While the many thousands of students who completed the online survey (during 2004) consisting of 40 student designed questions could be considered as a sample of all Australian students (Years 7 - Adult re-entry) studying in Australian schools, for learning purposes we ask you to consider them as a population.

It should be noted that if considered as a sample, the sample is not likely to be representative.

The database of responses from the population is intriguing, it holds many interesting stories that you would love to know and maybe write about in your student newspaper, talk about on your student radio or at school assemblies.

As is often the case in real life, you are not going to be able to view all the data from the population and uncover the stories with 100% certainity, but you will be able to take random samples of the responses and analyse them, ultimately estimating parameters from which the stories can flow.

Our 'sampler' will allow you to select a SRS of the responses of up to 255 individuals from the population.
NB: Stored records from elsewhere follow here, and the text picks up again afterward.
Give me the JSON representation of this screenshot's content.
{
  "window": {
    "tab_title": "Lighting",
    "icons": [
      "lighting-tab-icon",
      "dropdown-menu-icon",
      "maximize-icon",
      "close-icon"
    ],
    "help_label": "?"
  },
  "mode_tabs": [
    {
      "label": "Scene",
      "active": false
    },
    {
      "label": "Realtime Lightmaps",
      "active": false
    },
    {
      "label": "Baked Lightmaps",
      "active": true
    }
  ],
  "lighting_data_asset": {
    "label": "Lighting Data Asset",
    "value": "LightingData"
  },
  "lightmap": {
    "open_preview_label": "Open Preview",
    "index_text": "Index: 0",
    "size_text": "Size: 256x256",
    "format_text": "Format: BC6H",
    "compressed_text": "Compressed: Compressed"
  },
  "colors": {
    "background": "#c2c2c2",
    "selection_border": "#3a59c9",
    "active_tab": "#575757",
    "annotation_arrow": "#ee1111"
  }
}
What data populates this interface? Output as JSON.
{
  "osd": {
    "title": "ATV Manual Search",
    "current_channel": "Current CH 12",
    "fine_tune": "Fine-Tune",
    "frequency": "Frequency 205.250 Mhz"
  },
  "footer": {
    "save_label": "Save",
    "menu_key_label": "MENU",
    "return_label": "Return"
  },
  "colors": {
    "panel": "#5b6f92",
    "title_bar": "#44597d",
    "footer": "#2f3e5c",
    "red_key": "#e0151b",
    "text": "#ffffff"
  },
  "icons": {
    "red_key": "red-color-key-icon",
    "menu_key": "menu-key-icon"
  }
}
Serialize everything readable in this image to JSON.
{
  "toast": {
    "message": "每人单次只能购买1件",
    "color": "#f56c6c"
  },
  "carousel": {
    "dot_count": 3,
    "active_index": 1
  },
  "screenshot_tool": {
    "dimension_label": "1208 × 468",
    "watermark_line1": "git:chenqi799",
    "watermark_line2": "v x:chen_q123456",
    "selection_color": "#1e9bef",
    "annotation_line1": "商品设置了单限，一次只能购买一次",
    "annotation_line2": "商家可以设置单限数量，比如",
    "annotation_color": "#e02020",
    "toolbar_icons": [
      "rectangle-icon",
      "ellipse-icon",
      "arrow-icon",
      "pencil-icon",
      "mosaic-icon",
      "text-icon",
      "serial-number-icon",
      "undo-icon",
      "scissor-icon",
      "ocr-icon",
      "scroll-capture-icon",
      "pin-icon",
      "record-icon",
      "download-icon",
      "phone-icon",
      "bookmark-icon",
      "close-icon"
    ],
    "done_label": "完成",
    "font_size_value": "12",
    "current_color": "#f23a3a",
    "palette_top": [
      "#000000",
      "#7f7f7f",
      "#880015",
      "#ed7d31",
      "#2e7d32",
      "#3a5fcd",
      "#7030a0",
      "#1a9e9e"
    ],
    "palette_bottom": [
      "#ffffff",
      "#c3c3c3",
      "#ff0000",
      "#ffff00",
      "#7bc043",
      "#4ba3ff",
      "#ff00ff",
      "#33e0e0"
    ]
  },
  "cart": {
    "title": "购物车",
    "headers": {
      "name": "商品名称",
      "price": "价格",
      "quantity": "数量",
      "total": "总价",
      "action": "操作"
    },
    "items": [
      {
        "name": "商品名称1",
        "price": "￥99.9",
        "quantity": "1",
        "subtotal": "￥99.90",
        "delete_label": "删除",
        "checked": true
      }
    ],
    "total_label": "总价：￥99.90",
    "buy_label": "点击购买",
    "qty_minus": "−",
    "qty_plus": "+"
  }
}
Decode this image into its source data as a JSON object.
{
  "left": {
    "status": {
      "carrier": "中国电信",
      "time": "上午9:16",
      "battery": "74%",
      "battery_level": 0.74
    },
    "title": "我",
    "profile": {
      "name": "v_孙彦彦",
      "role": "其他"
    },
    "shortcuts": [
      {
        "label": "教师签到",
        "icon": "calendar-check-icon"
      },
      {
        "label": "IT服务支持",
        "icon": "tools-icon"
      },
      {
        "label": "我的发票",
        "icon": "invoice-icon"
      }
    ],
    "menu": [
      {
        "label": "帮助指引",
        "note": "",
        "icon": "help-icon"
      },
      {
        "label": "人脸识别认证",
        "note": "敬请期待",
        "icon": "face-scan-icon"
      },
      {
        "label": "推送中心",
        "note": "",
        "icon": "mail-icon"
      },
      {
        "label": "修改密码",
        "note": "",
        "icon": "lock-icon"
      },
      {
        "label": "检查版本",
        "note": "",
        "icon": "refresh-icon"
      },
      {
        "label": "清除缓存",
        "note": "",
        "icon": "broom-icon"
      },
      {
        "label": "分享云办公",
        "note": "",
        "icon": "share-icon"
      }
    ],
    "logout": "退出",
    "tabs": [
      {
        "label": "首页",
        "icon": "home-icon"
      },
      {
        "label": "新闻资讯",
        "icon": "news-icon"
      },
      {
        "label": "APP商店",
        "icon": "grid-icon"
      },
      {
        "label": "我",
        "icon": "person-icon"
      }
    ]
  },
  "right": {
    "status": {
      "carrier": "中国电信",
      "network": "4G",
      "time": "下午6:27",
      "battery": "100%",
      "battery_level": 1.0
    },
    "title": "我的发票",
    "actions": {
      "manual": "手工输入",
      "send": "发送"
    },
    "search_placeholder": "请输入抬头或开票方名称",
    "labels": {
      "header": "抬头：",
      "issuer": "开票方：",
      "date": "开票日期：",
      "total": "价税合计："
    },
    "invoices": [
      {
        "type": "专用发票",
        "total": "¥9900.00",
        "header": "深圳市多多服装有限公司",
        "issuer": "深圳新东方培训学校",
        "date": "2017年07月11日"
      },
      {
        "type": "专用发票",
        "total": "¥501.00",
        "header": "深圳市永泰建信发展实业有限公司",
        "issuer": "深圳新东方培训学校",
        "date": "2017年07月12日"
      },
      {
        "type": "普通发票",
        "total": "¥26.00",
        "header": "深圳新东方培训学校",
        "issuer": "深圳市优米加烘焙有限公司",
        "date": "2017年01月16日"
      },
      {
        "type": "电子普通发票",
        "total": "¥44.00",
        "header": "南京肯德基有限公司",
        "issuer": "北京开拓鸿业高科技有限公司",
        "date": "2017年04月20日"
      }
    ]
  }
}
This will be delivered to you as a CSV file that will open in Microsoft Excel or can be imported into other applications. Each column of data has a heading that relates to one of the questions in the survey. The document columntitles(2004).pdf explains the headings.

One part of a statistician's life is to design and implement appropriate sampling techniques to gather data from a sample of a population of interest in order to analyse it and estimate parameters associated with the population. One example of this is the TV ratings process.

It is now up to you to decide what stories you want to unearth.

Read through the questions and decide what facets of the information gathered is of interest to you and then do the following:

In this rare situation, it is possible to find out whether or not your analysis and subsequent attempts at statisitcal proof reflect what is the actual case - as The Baker Centre can tap into the population and look! But we won't be publishing much of the 'actual case' information on the web. You can email us though and seek the truth - we may tell you.

We hope you enjoy this rare opportunity to work with real data that you contributed to.

Some examples of possible questions are:

The possibilities are large in number - be creative.

Please remember though that any of your conclusions are about the responses from the many thousands of students who took part in the survey. Your findings may or may not reflect the actual case in our society, this you can not be sure - why? You think about it.


Go to the sampler

Using the data